When it comes to hemp cultivation, there are a few key factors to consider when deciding how far apart to plant your hemp plants. A common practice is to leave 6 feet between rows and 4 feet between plants. This allows for easy access to the rows and plants throughout the season, as well as providing more open space for sunlight. Research conducted at OSU and elsewhere has shown that when plants grow together, the size of the primary tail is not much affected, but overcrowded plants produce fewer side branches and far fewer secondary and tertiary tails.
For full-season types, the maximum total yield of plant biomass per acre is generally achieved when the plantation is dense enough for the plants to pile up a bit as it approaches maturity (the canopy closes completely at the time of the first flowering). Plantations of more than 9,000 plants per acre allow for high biomass production for full-season types (with a distance of approximately 2.5 by 2 feet). At the OSU-Southern Oregon Research and Extension Center, they have studied plant densities of up to 40,000 plants per acre. With such a high density, plants tend to be taller, with a single primary branch and very few lateral branches.
When planting and harvesting hemp in six-foot centers, it ensures that it's easy to walk through the rows because the path is 3 feet wide. This provides more open space for sunlight, as well as a 15% higher plant density per acre than a square or rectangular system design. We have chosen to design the fields using the triangular system, in which the plants are placed halfway between the plants in the adjoining row. If you are mainly cultivating large, high-quality primary flower structures (tails), in addition to maximizing the number of secondary and tertiary branch tails, a wider space between plants encourages more lateral branching and therefore greater production of secondary buds.

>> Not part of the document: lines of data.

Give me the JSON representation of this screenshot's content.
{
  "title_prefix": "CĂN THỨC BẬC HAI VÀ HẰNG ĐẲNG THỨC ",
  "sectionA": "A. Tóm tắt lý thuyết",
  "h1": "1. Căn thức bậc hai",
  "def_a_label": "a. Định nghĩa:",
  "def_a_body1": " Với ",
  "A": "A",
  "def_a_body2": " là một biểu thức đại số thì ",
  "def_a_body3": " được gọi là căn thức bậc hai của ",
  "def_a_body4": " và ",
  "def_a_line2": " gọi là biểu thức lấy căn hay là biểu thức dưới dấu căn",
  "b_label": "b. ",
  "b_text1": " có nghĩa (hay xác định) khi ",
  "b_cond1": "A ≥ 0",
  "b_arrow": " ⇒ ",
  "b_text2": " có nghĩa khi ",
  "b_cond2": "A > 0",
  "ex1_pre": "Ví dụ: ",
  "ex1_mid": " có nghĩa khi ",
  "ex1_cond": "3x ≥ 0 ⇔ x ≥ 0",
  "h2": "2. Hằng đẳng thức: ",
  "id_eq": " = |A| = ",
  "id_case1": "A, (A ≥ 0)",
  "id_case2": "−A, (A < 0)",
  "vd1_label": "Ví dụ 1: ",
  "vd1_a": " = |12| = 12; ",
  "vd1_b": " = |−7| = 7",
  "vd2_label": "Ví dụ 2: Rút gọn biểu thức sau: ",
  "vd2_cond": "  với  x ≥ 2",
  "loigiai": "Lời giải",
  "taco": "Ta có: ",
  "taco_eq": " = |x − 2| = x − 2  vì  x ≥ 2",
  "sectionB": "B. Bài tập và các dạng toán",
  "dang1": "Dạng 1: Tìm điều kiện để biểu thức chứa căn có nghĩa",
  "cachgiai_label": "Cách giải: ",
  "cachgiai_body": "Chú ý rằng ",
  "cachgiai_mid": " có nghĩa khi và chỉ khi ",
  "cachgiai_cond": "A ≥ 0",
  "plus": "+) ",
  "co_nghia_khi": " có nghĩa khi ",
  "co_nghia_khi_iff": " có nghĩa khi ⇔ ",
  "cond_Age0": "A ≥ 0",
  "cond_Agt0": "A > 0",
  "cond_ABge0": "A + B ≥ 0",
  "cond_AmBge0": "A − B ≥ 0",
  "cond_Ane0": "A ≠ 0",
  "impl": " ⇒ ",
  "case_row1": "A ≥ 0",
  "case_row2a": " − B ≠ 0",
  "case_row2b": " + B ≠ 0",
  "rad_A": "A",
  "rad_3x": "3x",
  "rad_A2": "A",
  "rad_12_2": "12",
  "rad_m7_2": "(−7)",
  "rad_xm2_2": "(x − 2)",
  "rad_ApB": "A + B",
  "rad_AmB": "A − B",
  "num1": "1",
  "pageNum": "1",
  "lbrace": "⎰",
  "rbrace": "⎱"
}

When designing a real field for planting and harvesting hemp, adjustments must be made to fences, roads, drains, buildings, ponds, irrigation requirements etc. For example, when plants grow close together in humid climates or are frequently irrigated by an overhead sprinkler system, there is a greater chance of disease problems such as powdery mildew or other diseases that thrive in hot and humid environments. We see commercial plantations of full-season types (sensitive to the length of the day) in a space of perhaps 6 by 5 feet, which is equivalent to only about 1500 plants per acre. The cost or hassle of adjusting these types of physical restraints can nullify the growth characteristics of plants when deciding on planting configurations.
Drip irrigation can help in these situations but wider spacing between plants that allows air movement also delays the transmission of some diseases. Closely spaced plants will produce more branches with more good-quality secondary and tertiary tails while densely spaced plants will produce fewer secondary and tertiary tails per plant but more floral biomass and a yield of extractable cannabinoids per acre. Basal N mineralization refers to the release of available nitrogen in plants that accompanies the decomposition of soil organic matter. When deciding on how far apart to plant your hemp plants, it's important to consider all factors such as access throughout the season, sunlight exposure, disease prevention and yield potential.
Planting hemp in six-foot centers ensures that it's easy to walk through the rows while providing more open space for sunlight and higher plant density per acre than other system designs.